The Internal Revenue Board is the supreme administrative appeals authority for cases regarding taxation, VAT, and duties. It is independent of the Ministry of Finance and the relevant administrative office. As such the Internal Revenue Board provides independent merits reviews of administrative decisions. It reviews a wide range of administrative decisions made by the Directorate of Internal Revenue (Ríkisskattstjóri/RSK) and the Directorate of Customs (Tollstjóri) including their administratively binding advice. It is also within the jurisdiction of the Internal Revenue Board to review decisions on inheritance tax and stamp duty made by the district commissioners (Sýslumaður).
Another role of the Internal Revenue Board is to rule on fines in cases referred to it by the Directorate of Tax Investigations (Skattrannsóknarstjóri ríkisins).
Finally it is within the jurisdiction of the Internal Revenue Board to review decisions based on act no 43/1999, on temporary reimbursements in respect of film making in Iceland, made by the Committee on Reimbursement for Film Production.
If you want to appeal an administrative decision please note the following:
Important: Making an appeal because of disputes over taxation does not give you a new deadline or payment date for tax claims nor bring about absolution of any penalties that have been charged because of lack of tax payment. In special circumstances, this clause can be deviated from with the decision of the Minister of Finance.
Taxes are collected by the respective debt collector of the Treasury. The Directorate of Customs in Reykjavík (Tollstjóri) is responsible for collecting the taxes in the administrative district of Reykjavík and district commissioners in other administrative districts. If taxation is lowered after a ruling of the Internal Revenue Board, reimbursement of taxes will take place.
In most cases, you must appeal within three months from the date of the decision letter. In some cases you must appeal within 30 days. The deadline for appeal should be stated in the decision letter.
If you miss the deadline for appeal you must explain the reason for the delay so that the Internal Revenue Board can decide if they’ll still consider your appeal.
When the Internal Revenue Board receives an appeal, a copy of it is sent to the relevant administrative office. The role of the administrative institution is threefold in the appeal process: It provides the Internal Revenue Board with the original documents of the case, it collects additional documents, if deemed necessary, and it provides an opinion on the appeal within 45 days from the arrival of the appeal.

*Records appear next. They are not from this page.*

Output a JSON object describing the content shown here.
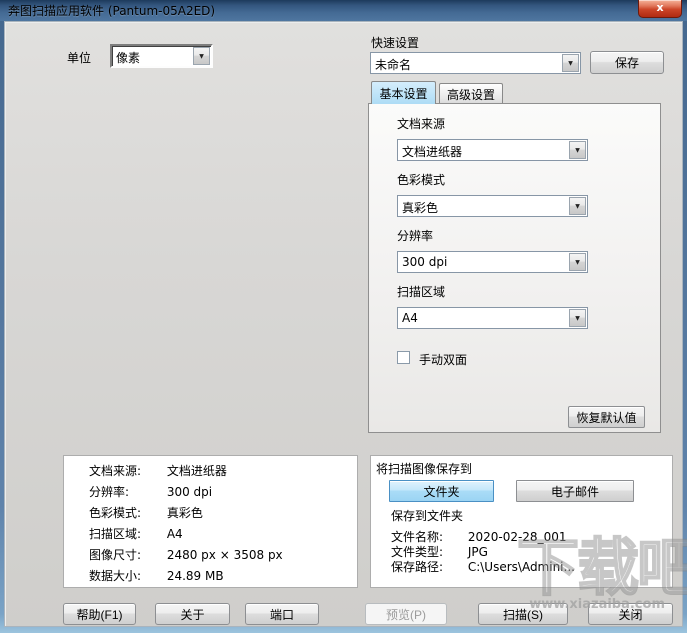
{
  "window": {
    "title": "奔图扫描应用软件 (Pantum-05A2ED)",
    "close_glyph": "x"
  },
  "icons": {
    "dropdown_arrow": "▼"
  },
  "colors": {
    "titlebar_blue": "#44618a",
    "close_red": "#c23b22",
    "active_tab_blue": "#aedcf5",
    "folder_button_blue": "#b5e0f8",
    "client_gray": "#d6d5d3"
  },
  "toolbar": {
    "unit_label": "单位",
    "unit_value": "像素",
    "quick_settings_label": "快速设置",
    "quick_settings_value": "未命名",
    "save_button": "保存"
  },
  "tabs": {
    "basic": "基本设置",
    "advanced": "高级设置"
  },
  "basic_panel": {
    "fields": [
      {
        "label": "文档来源",
        "value": "文档进纸器"
      },
      {
        "label": "色彩模式",
        "value": "真彩色"
      },
      {
        "label": "分辨率",
        "value": "300 dpi"
      },
      {
        "label": "扫描区域",
        "value": "A4"
      }
    ],
    "duplex_checkbox_label": "手动双面",
    "restore_defaults_button": "恢复默认值"
  },
  "info_panel": {
    "rows": [
      {
        "label": "文档来源:",
        "value": "文档进纸器"
      },
      {
        "label": "分辨率:",
        "value": "300 dpi"
      },
      {
        "label": "色彩模式:",
        "value": "真彩色"
      },
      {
        "label": "扫描区域:",
        "value": "A4"
      },
      {
        "label": "图像尺寸:",
        "value": "2480 px × 3508 px"
      },
      {
        "label": "数据大小:",
        "value": "24.89 MB"
      }
    ]
  },
  "save_panel": {
    "title": "将扫描图像保存到",
    "folder_button": "文件夹",
    "email_button": "电子邮件",
    "subtitle": "保存到文件夹",
    "rows": [
      {
        "label": "文件名称:",
        "value": "2020-02-28_001"
      },
      {
        "label": "文件类型:",
        "value": "JPG"
      },
      {
        "label": "保存路径:",
        "value": "C:\\Users\\Admini..."
      }
    ]
  },
  "footer": {
    "help_button": "帮助(F1)",
    "about_button": "关于",
    "port_button": "端口",
    "preview_button": "预览(P)",
    "scan_button": "扫描(S)",
    "close_button": "关闭"
  },
  "watermark": {
    "text": "下载吧",
    "url": "www.xiazaiba.com"
  }
}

When you appeal to the Internal Revenue Board, it will send you a copy of the opinion made by the relevant administrative office as well as copies of additional documents, if any. You will be given an opportunity to respond to the claims made by the administrative office. Generally, you must reply within 20 days.
The Internal Revenue Board aims to ensure that cases are processed as quickly as possible. However, it has six months to rule on your appeal from the date when it receives all the necessary documents from the administrative office. When a decision is reached, the Internal Revenue Board sends its ruling to you and your representative, if any, as well as to the relevant administrative office.
There are no fees for making an appeal to the Internal Revenue Board.
The Internal Revenue Board can decide a reimbursement for your expenses due to an appeal to the Internal Revenue Board if the ruling is in your favour, in full or in part. You must make a claim for reimbursement and provide documents supporting your costs.